• [EXERCISE DETAILS]:
Among the entries below, find each line holding "exponent" and return it.

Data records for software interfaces
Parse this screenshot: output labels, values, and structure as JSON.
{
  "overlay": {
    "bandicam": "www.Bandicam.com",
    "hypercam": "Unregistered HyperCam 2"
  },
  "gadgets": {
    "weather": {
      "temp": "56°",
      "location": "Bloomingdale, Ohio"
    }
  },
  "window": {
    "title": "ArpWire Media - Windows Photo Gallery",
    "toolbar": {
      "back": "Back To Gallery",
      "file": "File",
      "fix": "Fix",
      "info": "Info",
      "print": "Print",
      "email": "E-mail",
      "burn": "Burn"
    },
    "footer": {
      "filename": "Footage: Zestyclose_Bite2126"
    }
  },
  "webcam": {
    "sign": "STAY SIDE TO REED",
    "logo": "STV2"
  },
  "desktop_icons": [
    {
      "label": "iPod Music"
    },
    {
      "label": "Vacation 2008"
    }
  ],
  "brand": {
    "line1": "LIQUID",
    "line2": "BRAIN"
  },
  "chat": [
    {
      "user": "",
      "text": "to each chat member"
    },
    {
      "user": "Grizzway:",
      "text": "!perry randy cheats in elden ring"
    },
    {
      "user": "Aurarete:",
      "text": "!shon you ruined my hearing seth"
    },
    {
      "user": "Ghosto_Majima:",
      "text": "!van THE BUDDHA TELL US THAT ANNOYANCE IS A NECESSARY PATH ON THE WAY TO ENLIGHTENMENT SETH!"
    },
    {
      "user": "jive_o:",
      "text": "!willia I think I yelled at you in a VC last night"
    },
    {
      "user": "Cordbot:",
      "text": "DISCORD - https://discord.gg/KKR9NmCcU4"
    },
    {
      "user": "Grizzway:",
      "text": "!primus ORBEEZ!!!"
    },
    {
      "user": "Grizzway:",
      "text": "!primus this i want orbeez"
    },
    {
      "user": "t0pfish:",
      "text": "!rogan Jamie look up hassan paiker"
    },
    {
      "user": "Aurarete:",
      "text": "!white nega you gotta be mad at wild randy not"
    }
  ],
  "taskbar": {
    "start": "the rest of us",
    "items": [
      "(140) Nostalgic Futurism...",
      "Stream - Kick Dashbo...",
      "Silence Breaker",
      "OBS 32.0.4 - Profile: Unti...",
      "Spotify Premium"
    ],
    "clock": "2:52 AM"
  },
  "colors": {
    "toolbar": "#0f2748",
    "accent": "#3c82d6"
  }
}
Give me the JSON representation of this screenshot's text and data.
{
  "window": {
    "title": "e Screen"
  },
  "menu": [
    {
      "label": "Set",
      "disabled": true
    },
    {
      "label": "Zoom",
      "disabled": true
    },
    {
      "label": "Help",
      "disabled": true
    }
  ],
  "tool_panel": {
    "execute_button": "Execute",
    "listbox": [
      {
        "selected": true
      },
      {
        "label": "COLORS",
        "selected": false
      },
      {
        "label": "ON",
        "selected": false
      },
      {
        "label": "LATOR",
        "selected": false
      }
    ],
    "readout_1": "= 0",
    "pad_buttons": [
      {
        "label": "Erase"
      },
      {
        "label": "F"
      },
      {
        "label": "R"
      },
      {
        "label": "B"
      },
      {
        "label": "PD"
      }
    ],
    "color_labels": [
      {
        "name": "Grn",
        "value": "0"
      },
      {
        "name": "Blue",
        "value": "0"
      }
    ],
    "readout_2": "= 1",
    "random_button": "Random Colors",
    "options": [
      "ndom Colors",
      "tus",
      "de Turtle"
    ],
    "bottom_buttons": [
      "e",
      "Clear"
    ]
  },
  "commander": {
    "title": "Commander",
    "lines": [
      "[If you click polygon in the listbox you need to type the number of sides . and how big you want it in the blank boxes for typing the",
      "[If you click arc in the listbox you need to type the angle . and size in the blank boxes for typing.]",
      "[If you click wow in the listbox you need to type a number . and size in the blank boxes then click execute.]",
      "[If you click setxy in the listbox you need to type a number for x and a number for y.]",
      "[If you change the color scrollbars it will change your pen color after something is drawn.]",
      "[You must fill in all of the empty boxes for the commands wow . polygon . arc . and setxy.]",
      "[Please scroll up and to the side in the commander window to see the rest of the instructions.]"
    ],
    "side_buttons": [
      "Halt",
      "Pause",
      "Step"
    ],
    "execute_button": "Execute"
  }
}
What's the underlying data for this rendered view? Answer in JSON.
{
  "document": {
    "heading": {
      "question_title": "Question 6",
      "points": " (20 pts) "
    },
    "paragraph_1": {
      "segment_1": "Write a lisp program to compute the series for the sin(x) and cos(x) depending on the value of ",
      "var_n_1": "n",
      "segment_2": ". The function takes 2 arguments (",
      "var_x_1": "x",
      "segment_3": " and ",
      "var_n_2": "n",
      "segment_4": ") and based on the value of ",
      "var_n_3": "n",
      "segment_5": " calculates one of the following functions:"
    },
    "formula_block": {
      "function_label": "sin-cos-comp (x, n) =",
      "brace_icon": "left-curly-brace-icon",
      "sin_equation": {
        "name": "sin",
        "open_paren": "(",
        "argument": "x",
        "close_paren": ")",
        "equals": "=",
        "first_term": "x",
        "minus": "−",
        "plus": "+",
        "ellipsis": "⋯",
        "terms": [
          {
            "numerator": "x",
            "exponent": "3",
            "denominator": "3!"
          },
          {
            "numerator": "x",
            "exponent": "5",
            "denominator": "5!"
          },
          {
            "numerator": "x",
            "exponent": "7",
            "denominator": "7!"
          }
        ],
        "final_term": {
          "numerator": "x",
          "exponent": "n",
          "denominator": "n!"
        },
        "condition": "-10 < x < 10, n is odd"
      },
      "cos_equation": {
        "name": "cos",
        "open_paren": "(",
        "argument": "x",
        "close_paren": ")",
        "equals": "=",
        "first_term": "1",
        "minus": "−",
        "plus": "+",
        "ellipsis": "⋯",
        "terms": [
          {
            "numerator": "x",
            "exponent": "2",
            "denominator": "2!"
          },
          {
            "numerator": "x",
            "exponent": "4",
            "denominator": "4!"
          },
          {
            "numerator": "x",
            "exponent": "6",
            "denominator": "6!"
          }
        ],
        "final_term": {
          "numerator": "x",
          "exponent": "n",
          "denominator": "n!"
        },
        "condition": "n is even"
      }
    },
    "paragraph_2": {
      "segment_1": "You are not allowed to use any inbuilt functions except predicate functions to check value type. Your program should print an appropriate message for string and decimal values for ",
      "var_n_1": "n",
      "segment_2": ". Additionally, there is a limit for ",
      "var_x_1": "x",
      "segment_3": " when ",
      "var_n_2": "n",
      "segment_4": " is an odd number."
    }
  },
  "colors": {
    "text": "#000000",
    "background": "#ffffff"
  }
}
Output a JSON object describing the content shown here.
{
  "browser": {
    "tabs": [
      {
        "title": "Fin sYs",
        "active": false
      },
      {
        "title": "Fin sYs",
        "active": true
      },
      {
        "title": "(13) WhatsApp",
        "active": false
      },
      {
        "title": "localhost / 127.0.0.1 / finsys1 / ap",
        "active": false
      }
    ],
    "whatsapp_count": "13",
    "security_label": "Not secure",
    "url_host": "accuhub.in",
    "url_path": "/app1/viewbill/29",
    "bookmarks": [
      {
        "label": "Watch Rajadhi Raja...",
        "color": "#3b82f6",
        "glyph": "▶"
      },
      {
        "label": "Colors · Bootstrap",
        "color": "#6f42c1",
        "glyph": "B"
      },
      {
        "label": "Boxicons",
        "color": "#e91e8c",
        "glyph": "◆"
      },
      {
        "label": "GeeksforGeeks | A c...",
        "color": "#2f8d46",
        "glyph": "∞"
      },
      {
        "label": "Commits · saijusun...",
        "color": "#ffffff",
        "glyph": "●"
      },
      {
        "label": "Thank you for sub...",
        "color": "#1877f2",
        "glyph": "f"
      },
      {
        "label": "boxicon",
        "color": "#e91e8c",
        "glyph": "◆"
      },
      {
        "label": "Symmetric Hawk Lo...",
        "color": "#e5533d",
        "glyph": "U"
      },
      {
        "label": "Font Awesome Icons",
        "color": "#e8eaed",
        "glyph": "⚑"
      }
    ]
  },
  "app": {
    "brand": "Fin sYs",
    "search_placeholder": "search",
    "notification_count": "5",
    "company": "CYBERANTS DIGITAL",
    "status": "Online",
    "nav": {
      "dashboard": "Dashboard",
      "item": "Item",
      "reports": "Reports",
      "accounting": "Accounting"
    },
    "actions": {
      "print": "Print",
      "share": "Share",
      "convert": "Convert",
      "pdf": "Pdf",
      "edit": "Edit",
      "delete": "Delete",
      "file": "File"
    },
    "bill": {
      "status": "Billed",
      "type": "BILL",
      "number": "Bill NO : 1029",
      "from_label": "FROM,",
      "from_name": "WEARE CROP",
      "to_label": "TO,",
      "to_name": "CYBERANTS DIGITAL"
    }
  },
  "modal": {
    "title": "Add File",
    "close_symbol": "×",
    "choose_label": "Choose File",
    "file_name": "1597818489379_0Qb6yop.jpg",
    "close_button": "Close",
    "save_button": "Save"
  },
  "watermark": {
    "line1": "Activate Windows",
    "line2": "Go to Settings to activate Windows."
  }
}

• [COMPLETED EXERCISE]:
            "exponent": "3",
            "exponent": "5",
            "exponent": "7",
          "exponent": "n",
            "exponent": "2",
            "exponent": "4",
            "exponent": "6",
          "exponent": "n",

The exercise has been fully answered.